_WHAT IS EXPECTED_
Throughout the listing below, show every line in which "JSON" occurs.
= = = =
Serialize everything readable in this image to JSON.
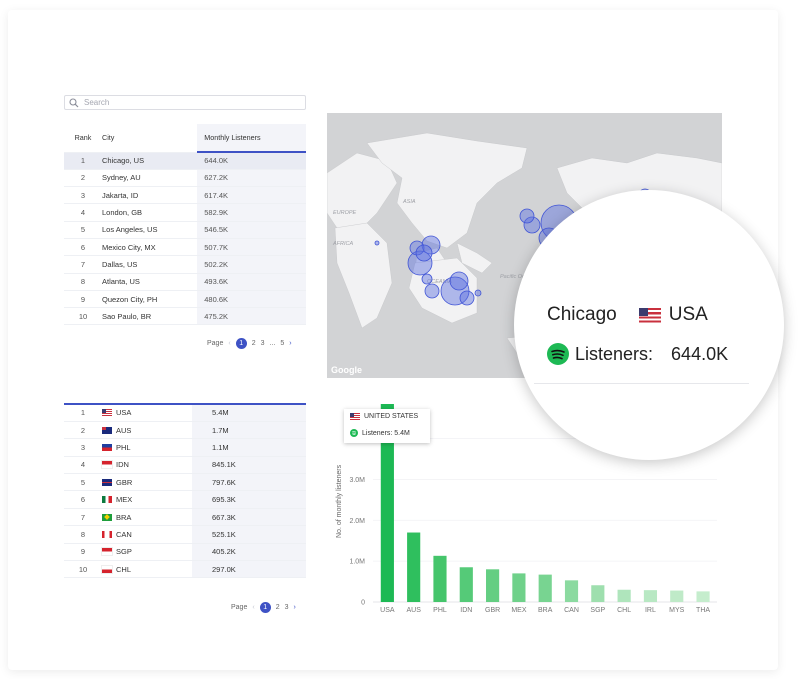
{
  "search": {
    "placeholder": "Search"
  },
  "city_table": {
    "headers": {
      "rank": "Rank",
      "city": "City",
      "listeners": "Monthly Listeners"
    },
    "rows": [
      {
        "rank": "1",
        "city": "Chicago, US",
        "listeners": "644.0K"
      },
      {
        "rank": "2",
        "city": "Sydney, AU",
        "listeners": "627.2K"
      },
      {
        "rank": "3",
        "city": "Jakarta, ID",
        "listeners": "617.4K"
      },
      {
        "rank": "4",
        "city": "London, GB",
        "listeners": "582.9K"
      },
      {
        "rank": "5",
        "city": "Los Angeles, US",
        "listeners": "546.5K"
      },
      {
        "rank": "6",
        "city": "Mexico City, MX",
        "listeners": "507.7K"
      },
      {
        "rank": "7",
        "city": "Dallas, US",
        "listeners": "502.2K"
      },
      {
        "rank": "8",
        "city": "Atlanta, US",
        "listeners": "493.6K"
      },
      {
        "rank": "9",
        "city": "Quezon City, PH",
        "listeners": "480.6K"
      },
      {
        "rank": "10",
        "city": "Sao Paulo, BR",
        "listeners": "475.2K"
      }
    ],
    "pager": {
      "label": "Page",
      "prev": "‹",
      "pages": [
        "1",
        "2",
        "3",
        "...",
        "5"
      ],
      "next": "›"
    }
  },
  "country_table": {
    "rows": [
      {
        "rank": "1",
        "code": "USA",
        "listeners": "5.4M",
        "flag": "us"
      },
      {
        "rank": "2",
        "code": "AUS",
        "listeners": "1.7M",
        "flag": "au"
      },
      {
        "rank": "3",
        "code": "PHL",
        "listeners": "1.1M",
        "flag": "ph"
      },
      {
        "rank": "4",
        "code": "IDN",
        "listeners": "845.1K",
        "flag": "id"
      },
      {
        "rank": "5",
        "code": "GBR",
        "listeners": "797.6K",
        "flag": "gb"
      },
      {
        "rank": "6",
        "code": "MEX",
        "listeners": "695.3K",
        "flag": "mx"
      },
      {
        "rank": "7",
        "code": "BRA",
        "listeners": "667.3K",
        "flag": "br"
      },
      {
        "rank": "8",
        "code": "CAN",
        "listeners": "525.1K",
        "flag": "ca"
      },
      {
        "rank": "9",
        "code": "SGP",
        "listeners": "405.2K",
        "flag": "sg"
      },
      {
        "rank": "10",
        "code": "CHL",
        "listeners": "297.0K",
        "flag": "cl"
      }
    ],
    "pager": {
      "label": "Page",
      "prev": "‹",
      "pages": [
        "1",
        "2",
        "3"
      ],
      "next": "›"
    }
  },
  "map": {
    "labels": [
      "ASIA",
      "EUROPE",
      "AFRICA",
      "OCEANIA",
      "Pacific Ocean"
    ],
    "watermark": "Google"
  },
  "magnifier": {
    "city": "Chicago",
    "country": "USA",
    "listeners_label": "Listeners:",
    "listeners_value": "644.0K"
  },
  "tooltip": {
    "country": "UNITED STATES",
    "listeners": "Listeners: 5.4M"
  },
  "chart_data": {
    "type": "bar",
    "categories": [
      "USA",
      "AUS",
      "PHL",
      "IDN",
      "GBR",
      "MEX",
      "BRA",
      "CAN",
      "SGP",
      "CHL",
      "IRL",
      "MYS",
      "THA"
    ],
    "values": [
      5.4,
      1.7,
      1.13,
      0.85,
      0.8,
      0.7,
      0.67,
      0.53,
      0.41,
      0.3,
      0.29,
      0.28,
      0.26
    ],
    "ylabel": "No. of monthly listeners",
    "yticks": [
      "0",
      "1.0M",
      "2.0M",
      "3.0M",
      "4.0M"
    ],
    "ylim": [
      0,
      4.6
    ],
    "colors": [
      "#1db954",
      "#2fbf5e",
      "#45c56b",
      "#55ca78",
      "#64ce82",
      "#6fd18a",
      "#78d491",
      "#8bdaa0",
      "#9edfae",
      "#afe5bc",
      "#b8e8c3",
      "#bfeac8",
      "#c5edcd"
    ]
  },
  "colors": {
    "accent": "#3e52c5",
    "spotify": "#1db954",
    "bubble": "#5b6ee0"
  }
}
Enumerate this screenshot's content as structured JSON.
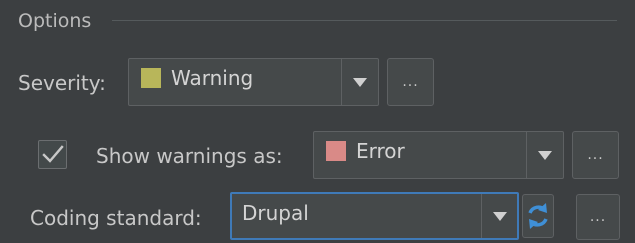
{
  "group": {
    "title": "Options"
  },
  "severity": {
    "label": "Severity:",
    "value": "Warning",
    "swatch_color": "#b8b65a"
  },
  "show_warnings": {
    "checked": true,
    "label": "Show warnings as:",
    "value": "Error",
    "swatch_color": "#d98a87"
  },
  "coding_standard": {
    "label": "Coding standard:",
    "value": "Drupal"
  },
  "buttons": {
    "more": "..."
  },
  "icons": {
    "dropdown": "chevron-down-icon",
    "refresh": "refresh-icon",
    "check": "checkmark-icon"
  },
  "colors": {
    "focus_border": "#3f7ab8",
    "refresh": "#3f8fd6"
  }
}
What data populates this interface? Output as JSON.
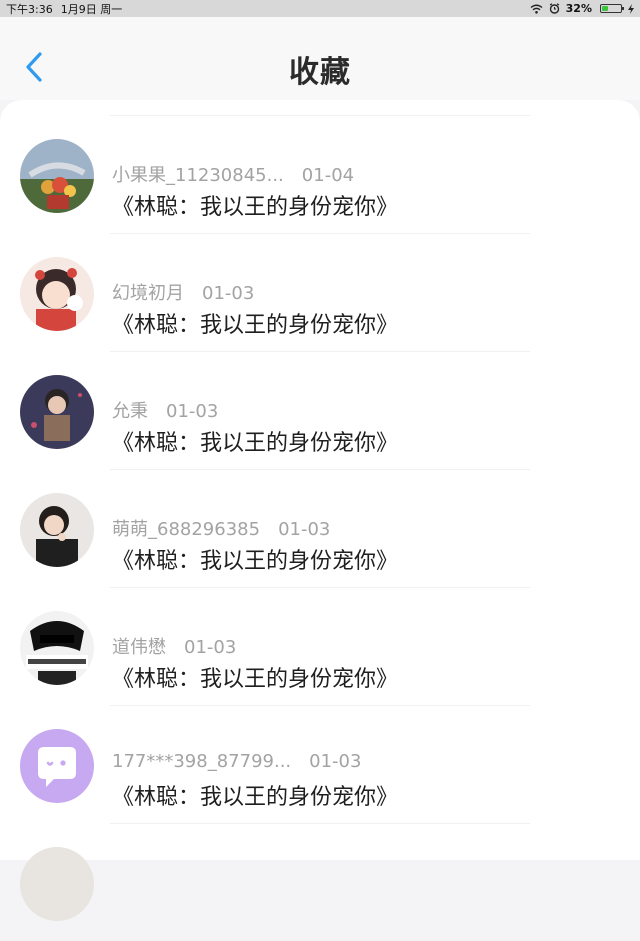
{
  "status_bar": {
    "time": "下午3:36",
    "date": "1月9日 周一",
    "battery": "32%"
  },
  "header": {
    "title": "收藏",
    "back_icon": "chevron-left-icon"
  },
  "colors": {
    "accent": "#2f9bf0",
    "battery_fill": "#3cc23c"
  },
  "favorites": [
    {
      "user": "小果果_11230845...",
      "date": "01-04",
      "title": "《林聪：我以王的身份宠你》"
    },
    {
      "user": "幻境初月",
      "date": "01-03",
      "title": "《林聪：我以王的身份宠你》"
    },
    {
      "user": "允秉",
      "date": "01-03",
      "title": "《林聪：我以王的身份宠你》"
    },
    {
      "user": "萌萌_688296385",
      "date": "01-03",
      "title": "《林聪：我以王的身份宠你》"
    },
    {
      "user": "道伟懋",
      "date": "01-03",
      "title": "《林聪：我以王的身份宠你》"
    },
    {
      "user": "177***398_87799...",
      "date": "01-03",
      "title": "《林聪：我以王的身份宠你》"
    }
  ]
}
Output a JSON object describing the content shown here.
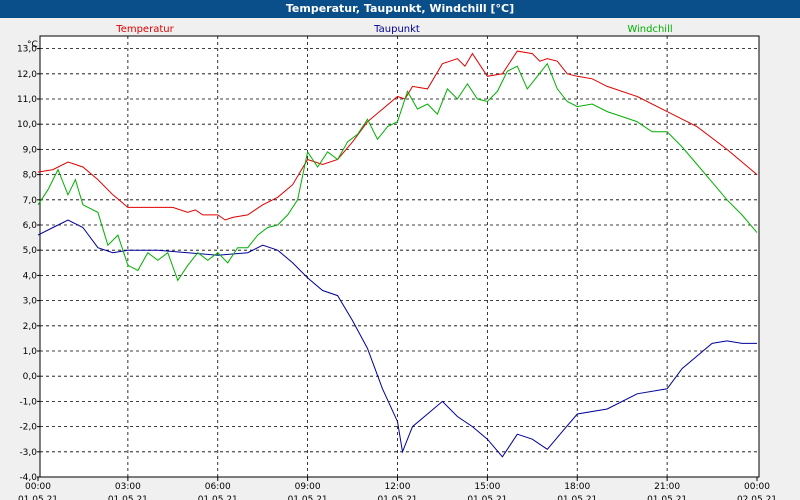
{
  "window": {
    "title": "Temperatur, Taupunkt, Windchill [°C]"
  },
  "chart_data": {
    "type": "line",
    "title": "Temperatur, Taupunkt, Windchill [°C]",
    "ylabel": "°C",
    "ylim": [
      -4.0,
      13.5
    ],
    "y_ticks": [
      "13,0",
      "12,0",
      "11,0",
      "10,0",
      "9,0",
      "8,0",
      "7,0",
      "6,0",
      "5,0",
      "4,0",
      "3,0",
      "2,0",
      "1,0",
      "0,0",
      "-1,0",
      "-2,0",
      "-3,0",
      "-4,0"
    ],
    "x_ticks": [
      {
        "time": "00:00",
        "date": "01.05.21"
      },
      {
        "time": "03:00",
        "date": "01.05.21"
      },
      {
        "time": "06:00",
        "date": "01.05.21"
      },
      {
        "time": "09:00",
        "date": "01.05.21"
      },
      {
        "time": "12:00",
        "date": "01.05.21"
      },
      {
        "time": "15:00",
        "date": "01.05.21"
      },
      {
        "time": "18:00",
        "date": "01.05.21"
      },
      {
        "time": "21:00",
        "date": "01.05.21"
      },
      {
        "time": "00:00",
        "date": "02.05.21"
      }
    ],
    "xlim": [
      "01.05.21 00:00",
      "02.05.21 00:00"
    ],
    "grid": true,
    "legend": "top",
    "series": [
      {
        "name": "Temperatur",
        "color": "#e00000",
        "points": [
          [
            "00:00",
            8.1
          ],
          [
            "00:30",
            8.2
          ],
          [
            "01:00",
            8.5
          ],
          [
            "01:30",
            8.3
          ],
          [
            "02:00",
            7.8
          ],
          [
            "02:30",
            7.2
          ],
          [
            "03:00",
            6.7
          ],
          [
            "03:30",
            6.7
          ],
          [
            "04:00",
            6.7
          ],
          [
            "04:30",
            6.7
          ],
          [
            "05:00",
            6.5
          ],
          [
            "05:15",
            6.6
          ],
          [
            "05:30",
            6.4
          ],
          [
            "06:00",
            6.4
          ],
          [
            "06:15",
            6.2
          ],
          [
            "06:30",
            6.3
          ],
          [
            "07:00",
            6.4
          ],
          [
            "07:30",
            6.8
          ],
          [
            "08:00",
            7.1
          ],
          [
            "08:30",
            7.6
          ],
          [
            "09:00",
            8.6
          ],
          [
            "09:30",
            8.4
          ],
          [
            "10:00",
            8.6
          ],
          [
            "10:30",
            9.3
          ],
          [
            "11:00",
            10.1
          ],
          [
            "11:30",
            10.6
          ],
          [
            "12:00",
            11.1
          ],
          [
            "12:15",
            11.0
          ],
          [
            "12:30",
            11.5
          ],
          [
            "13:00",
            11.4
          ],
          [
            "13:30",
            12.4
          ],
          [
            "14:00",
            12.6
          ],
          [
            "14:15",
            12.3
          ],
          [
            "14:30",
            12.8
          ],
          [
            "15:00",
            11.9
          ],
          [
            "15:30",
            12.0
          ],
          [
            "16:00",
            12.9
          ],
          [
            "16:30",
            12.8
          ],
          [
            "16:45",
            12.5
          ],
          [
            "17:00",
            12.6
          ],
          [
            "17:20",
            12.5
          ],
          [
            "17:40",
            12.0
          ],
          [
            "18:00",
            11.9
          ],
          [
            "18:30",
            11.8
          ],
          [
            "19:00",
            11.5
          ],
          [
            "20:00",
            11.1
          ],
          [
            "21:00",
            10.5
          ],
          [
            "22:00",
            9.9
          ],
          [
            "23:00",
            9.0
          ],
          [
            "23:30",
            8.5
          ],
          [
            "24:00",
            8.0
          ]
        ]
      },
      {
        "name": "Taupunkt",
        "color": "#000099",
        "points": [
          [
            "00:00",
            5.6
          ],
          [
            "00:30",
            5.9
          ],
          [
            "01:00",
            6.2
          ],
          [
            "01:30",
            5.9
          ],
          [
            "02:00",
            5.1
          ],
          [
            "02:30",
            4.9
          ],
          [
            "03:00",
            5.0
          ],
          [
            "04:00",
            5.0
          ],
          [
            "05:00",
            4.9
          ],
          [
            "06:00",
            4.8
          ],
          [
            "07:00",
            4.9
          ],
          [
            "07:30",
            5.2
          ],
          [
            "08:00",
            5.0
          ],
          [
            "08:30",
            4.5
          ],
          [
            "09:00",
            3.9
          ],
          [
            "09:30",
            3.4
          ],
          [
            "10:00",
            3.2
          ],
          [
            "10:30",
            2.2
          ],
          [
            "11:00",
            1.1
          ],
          [
            "11:30",
            -0.5
          ],
          [
            "12:00",
            -1.8
          ],
          [
            "12:10",
            -3.0
          ],
          [
            "12:30",
            -2.0
          ],
          [
            "13:00",
            -1.5
          ],
          [
            "13:30",
            -1.0
          ],
          [
            "14:00",
            -1.6
          ],
          [
            "14:30",
            -2.0
          ],
          [
            "15:00",
            -2.5
          ],
          [
            "15:30",
            -3.2
          ],
          [
            "16:00",
            -2.3
          ],
          [
            "16:30",
            -2.5
          ],
          [
            "17:00",
            -2.9
          ],
          [
            "17:30",
            -2.2
          ],
          [
            "18:00",
            -1.5
          ],
          [
            "19:00",
            -1.3
          ],
          [
            "20:00",
            -0.7
          ],
          [
            "21:00",
            -0.5
          ],
          [
            "21:30",
            0.3
          ],
          [
            "22:00",
            0.8
          ],
          [
            "22:30",
            1.3
          ],
          [
            "23:00",
            1.4
          ],
          [
            "23:30",
            1.3
          ],
          [
            "24:00",
            1.3
          ]
        ]
      },
      {
        "name": "Windchill",
        "color": "#00b000",
        "points": [
          [
            "00:00",
            6.8
          ],
          [
            "00:20",
            7.4
          ],
          [
            "00:40",
            8.2
          ],
          [
            "01:00",
            7.2
          ],
          [
            "01:15",
            7.8
          ],
          [
            "01:30",
            6.8
          ],
          [
            "02:00",
            6.5
          ],
          [
            "02:20",
            5.2
          ],
          [
            "02:40",
            5.6
          ],
          [
            "03:00",
            4.4
          ],
          [
            "03:20",
            4.2
          ],
          [
            "03:40",
            4.9
          ],
          [
            "04:00",
            4.6
          ],
          [
            "04:20",
            4.9
          ],
          [
            "04:40",
            3.8
          ],
          [
            "05:00",
            4.4
          ],
          [
            "05:20",
            4.9
          ],
          [
            "05:40",
            4.6
          ],
          [
            "06:00",
            4.9
          ],
          [
            "06:20",
            4.5
          ],
          [
            "06:40",
            5.1
          ],
          [
            "07:00",
            5.1
          ],
          [
            "07:20",
            5.6
          ],
          [
            "07:40",
            5.9
          ],
          [
            "08:00",
            6.0
          ],
          [
            "08:20",
            6.4
          ],
          [
            "08:40",
            7.0
          ],
          [
            "09:00",
            8.9
          ],
          [
            "09:20",
            8.3
          ],
          [
            "09:40",
            8.9
          ],
          [
            "10:00",
            8.6
          ],
          [
            "10:20",
            9.3
          ],
          [
            "10:40",
            9.6
          ],
          [
            "11:00",
            10.2
          ],
          [
            "11:20",
            9.4
          ],
          [
            "11:40",
            9.9
          ],
          [
            "12:00",
            10.1
          ],
          [
            "12:20",
            11.3
          ],
          [
            "12:40",
            10.6
          ],
          [
            "13:00",
            10.8
          ],
          [
            "13:20",
            10.4
          ],
          [
            "13:40",
            11.4
          ],
          [
            "14:00",
            11.0
          ],
          [
            "14:20",
            11.6
          ],
          [
            "14:40",
            11.0
          ],
          [
            "15:00",
            10.9
          ],
          [
            "15:20",
            11.3
          ],
          [
            "15:40",
            12.1
          ],
          [
            "16:00",
            12.3
          ],
          [
            "16:20",
            11.4
          ],
          [
            "16:40",
            11.9
          ],
          [
            "17:00",
            12.4
          ],
          [
            "17:20",
            11.4
          ],
          [
            "17:40",
            10.9
          ],
          [
            "18:00",
            10.7
          ],
          [
            "18:30",
            10.8
          ],
          [
            "19:00",
            10.5
          ],
          [
            "19:30",
            10.3
          ],
          [
            "20:00",
            10.1
          ],
          [
            "20:30",
            9.7
          ],
          [
            "21:00",
            9.7
          ],
          [
            "21:30",
            9.1
          ],
          [
            "22:00",
            8.4
          ],
          [
            "22:30",
            7.7
          ],
          [
            "23:00",
            7.0
          ],
          [
            "23:30",
            6.4
          ],
          [
            "24:00",
            5.7
          ]
        ]
      }
    ]
  }
}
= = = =
_OUTPUT_
Serialize everything readable in this image to JSON.
Enumerate this screenshot's content as structured JSON.
What data populates this interface? Output as JSON.
Output a JSON object describing the content shown here.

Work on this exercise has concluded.